Orrin Judd links to this typically disingenuous passage in the New York Times:
Regime change in Iraq in addition to Afghanistan, he argued, would compel other sponsors of terrorism to mend their ways, “accomplishing by example what we would otherwise have to pursue through force of arms.”
Finally, as American troops massed in the Persian Gulf in early 2003, Mr. McCain grew impatient, his aides say, concerned that the White House was failing to act as the hot desert summer neared. Waiting, he warned in a speech in Washington, risked squandering the public and international support aroused by Sept. 11. “Does anyone really believe that the world’s will to contain Saddam won’t eventually collapse as utterly as it did in the 1990s?” Mr. McCain asked.

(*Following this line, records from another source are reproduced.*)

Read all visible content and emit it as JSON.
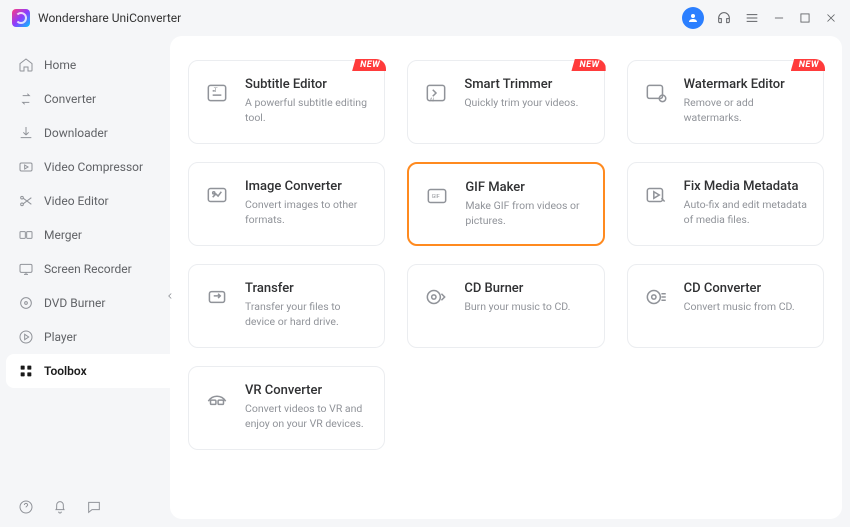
{
  "app_title": "Wondershare UniConverter",
  "badge_text": "NEW",
  "nav": [
    {
      "label": "Home"
    },
    {
      "label": "Converter"
    },
    {
      "label": "Downloader"
    },
    {
      "label": "Video Compressor"
    },
    {
      "label": "Video Editor"
    },
    {
      "label": "Merger"
    },
    {
      "label": "Screen Recorder"
    },
    {
      "label": "DVD Burner"
    },
    {
      "label": "Player"
    },
    {
      "label": "Toolbox"
    }
  ],
  "tools": [
    {
      "title": "Subtitle Editor",
      "desc": "A powerful subtitle editing tool.",
      "new": true
    },
    {
      "title": "Smart Trimmer",
      "desc": "Quickly trim your videos.",
      "new": true
    },
    {
      "title": "Watermark Editor",
      "desc": "Remove or add watermarks.",
      "new": true
    },
    {
      "title": "Image Converter",
      "desc": "Convert images to other formats."
    },
    {
      "title": "GIF Maker",
      "desc": "Make GIF from videos or pictures.",
      "selected": true
    },
    {
      "title": "Fix Media Metadata",
      "desc": "Auto-fix and edit metadata of media files."
    },
    {
      "title": "Transfer",
      "desc": "Transfer your files to device or hard drive."
    },
    {
      "title": "CD Burner",
      "desc": "Burn your music to CD."
    },
    {
      "title": "CD Converter",
      "desc": "Convert music from CD."
    },
    {
      "title": "VR Converter",
      "desc": "Convert videos to VR and enjoy on your VR devices."
    }
  ]
}
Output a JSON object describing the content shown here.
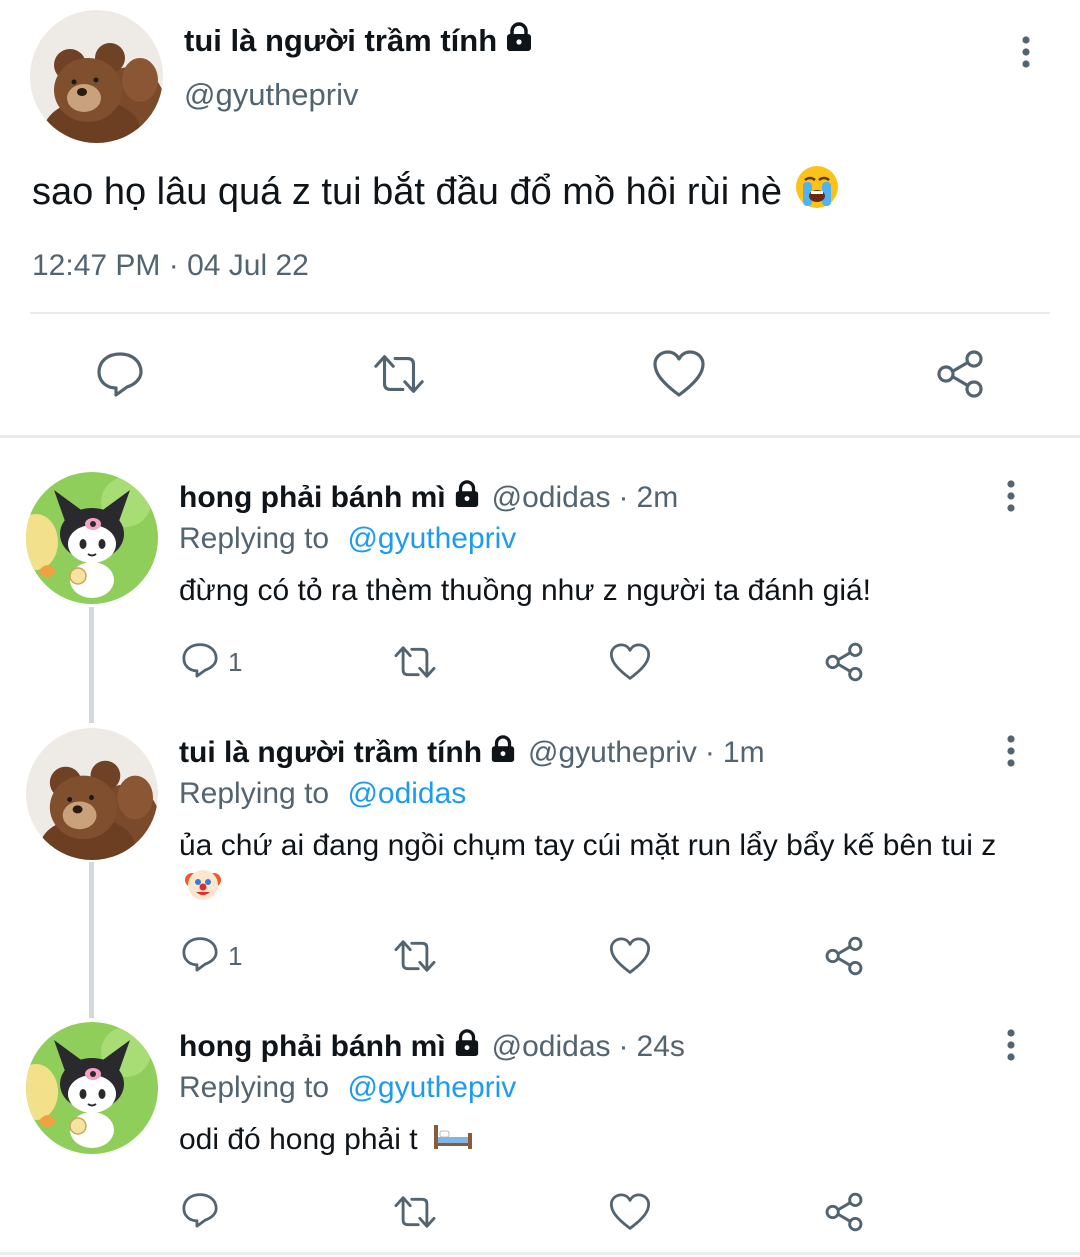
{
  "main_tweet": {
    "display_name": "tui là người trầm tính",
    "handle": "@gyuthepriv",
    "text": "sao họ lâu quá z tui bắt đầu đổ mồ hôi rùi nè",
    "timestamp": "12:47 PM · 04 Jul 22",
    "icons": {
      "lock": "lock-icon",
      "emoji": "loudly-crying-face-emoji",
      "more": "more-vertical-icon",
      "reply": "reply-icon",
      "retweet": "retweet-icon",
      "like": "heart-icon",
      "share": "share-icon"
    }
  },
  "replies": [
    {
      "display_name": "hong phải bánh mì",
      "handle": "@odidas",
      "dot": "·",
      "time": "2m",
      "replying_label": "Replying to",
      "replying_to": "@gyuthepriv",
      "text": "đừng có tỏ ra thèm thuồng như z người ta đánh giá!",
      "reply_count": "1",
      "avatar": "kuromi-avatar"
    },
    {
      "display_name": "tui là người trầm tính",
      "handle": "@gyuthepriv",
      "dot": "·",
      "time": "1m",
      "replying_label": "Replying to",
      "replying_to": "@odidas",
      "text": "ủa chứ ai đang ngồi chụm tay cúi mặt run lẩy bẩy kế bên tui z",
      "emoji": "clown-face-emoji",
      "reply_count": "1",
      "avatar": "teddy-bear-avatar"
    },
    {
      "display_name": "hong phải bánh mì",
      "handle": "@odidas",
      "dot": "·",
      "time": "24s",
      "replying_label": "Replying to",
      "replying_to": "@gyuthepriv",
      "text": "odi đó hong phải t",
      "emoji": "bed-emoji",
      "reply_count": "",
      "avatar": "kuromi-avatar"
    }
  ],
  "colors": {
    "text": "#0f1419",
    "secondary": "#536471",
    "link": "#1d9bf0",
    "divider": "#e6ecf0",
    "thread_line": "#cfd9de"
  }
}
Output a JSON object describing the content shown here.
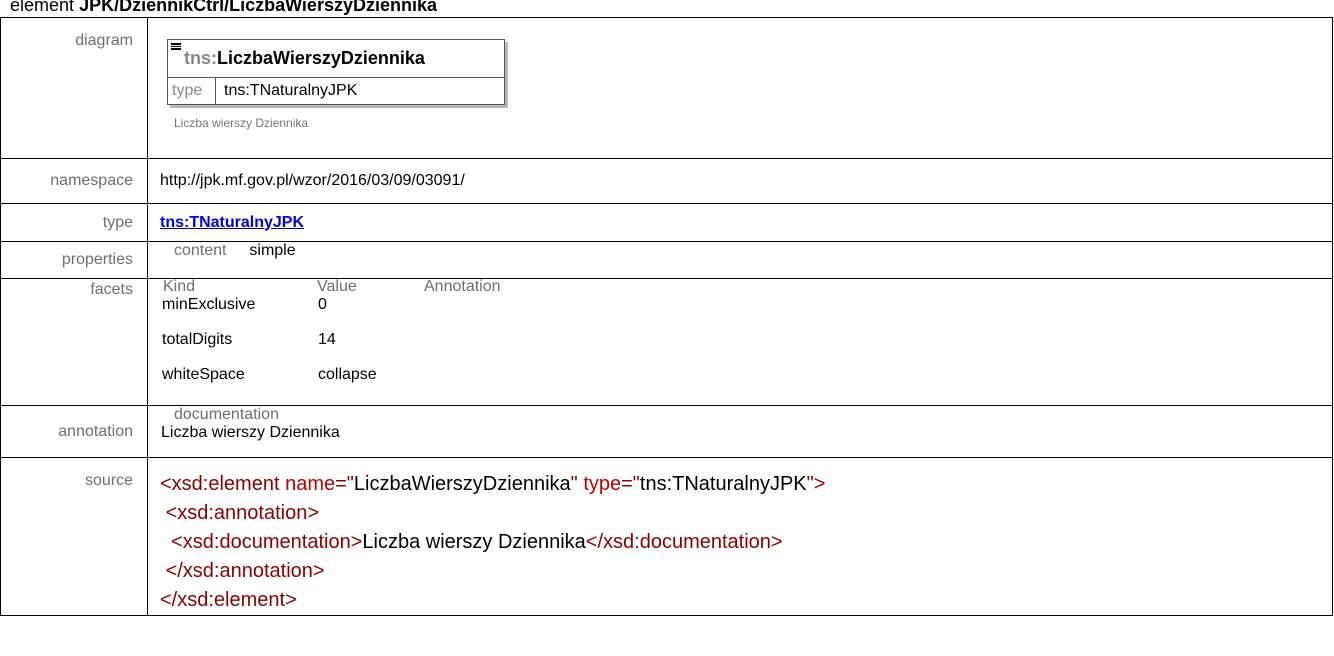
{
  "heading": {
    "prefix": "element",
    "path": "JPK/DziennikCtrl/LiczbaWierszyDziennika"
  },
  "rows": {
    "diagram": {
      "label": "diagram",
      "element_ns": "tns:",
      "element_name": "LiczbaWierszyDziennika",
      "type_label": "type",
      "type_value": "tns:TNaturalnyJPK",
      "note": "Liczba wierszy Dziennika"
    },
    "namespace": {
      "label": "namespace",
      "value": "http://jpk.mf.gov.pl/wzor/2016/03/09/03091/"
    },
    "type": {
      "label": "type",
      "value": "tns:TNaturalnyJPK"
    },
    "properties": {
      "label": "properties",
      "key": "content",
      "value": "simple"
    },
    "facets": {
      "label": "facets",
      "headers": [
        "Kind",
        "Value",
        "Annotation"
      ],
      "items": [
        {
          "kind": "minExclusive",
          "value": "0"
        },
        {
          "kind": "totalDigits",
          "value": "14"
        },
        {
          "kind": "whiteSpace",
          "value": "collapse"
        }
      ]
    },
    "annotation": {
      "label": "annotation",
      "key": "documentation",
      "value": "Liczba wierszy Dziennika"
    },
    "source": {
      "label": "source",
      "lines": {
        "l1_open": "<xsd:element",
        "l1_attr1": "name",
        "l1_eq1": "=\"",
        "l1_val1": "LiczbaWierszyDziennika",
        "l1_q1": "\"",
        "l1_attr2": "type",
        "l1_eq2": "=\"",
        "l1_val2": "tns:TNaturalnyJPK",
        "l1_close": "\">",
        "l2": "<xsd:annotation>",
        "l3_open": "<xsd:documentation>",
        "l3_text": "Liczba wierszy Dziennika",
        "l3_close": "</xsd:documentation>",
        "l4": "</xsd:annotation>",
        "l5": "</xsd:element>"
      }
    }
  }
}
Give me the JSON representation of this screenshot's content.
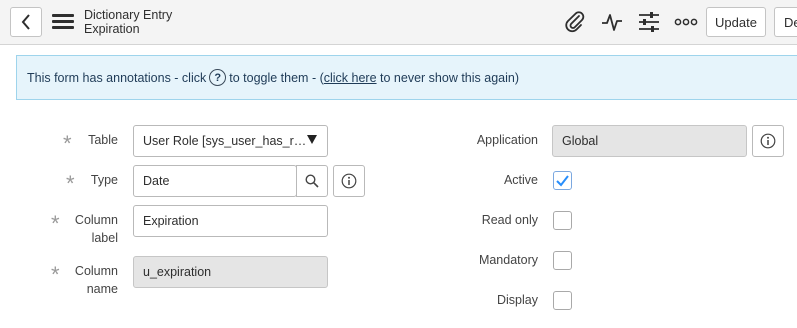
{
  "header": {
    "title": "Dictionary Entry",
    "subtitle": "Expiration",
    "update_label": "Update",
    "delete_label": "De",
    "icons": [
      "back-icon",
      "menu-icon",
      "attachment-icon",
      "activity-icon",
      "settings-icon",
      "more-icon"
    ]
  },
  "banner": {
    "text_before": "This form has annotations - click",
    "text_middle": "to toggle them - (",
    "link": "click here",
    "text_after": "to never show this again)",
    "help_glyph": "?"
  },
  "form": {
    "left": {
      "table": {
        "label": "Table",
        "value": "User Role [sys_user_has_r…"
      },
      "type": {
        "label": "Type",
        "value": "Date"
      },
      "column_label": {
        "label_line1": "Column",
        "label_line2": "label",
        "value": "Expiration"
      },
      "column_name": {
        "label_line1": "Column",
        "label_line2": "name",
        "value": "u_expiration"
      }
    },
    "right": {
      "application": {
        "label": "Application",
        "value": "Global"
      },
      "active": {
        "label": "Active",
        "checked": true
      },
      "read_only": {
        "label": "Read only",
        "checked": false
      },
      "mandatory": {
        "label": "Mandatory",
        "checked": false
      },
      "display": {
        "label": "Display",
        "checked": false
      }
    }
  },
  "colors": {
    "accent": "#278efc",
    "banner_bg": "#e6f4fb",
    "header_bg": "#f4f4f4"
  }
}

In retrospect, some of Mr. McCain’s critics now accuse him of looking for a pretext to justify the war. “McCain was hell-bent for leather: ‘Saddam Hussein is a bad guy, we have got to teach him, let’s send a message to the other people in the Middle East,’ ” said Senator John Kerry, Democrat of Massachusetts.
As Orrin writes, “Which raises the obvious question, which parts of this does Mr. Kerry think are wrong: that Saddam was evil; that he should have been removed; and/or that other evil regimes ought to get the message that we can and will remove them too?”
I’d be curious as to the answers most of the Timespeople would give to those questions, as well.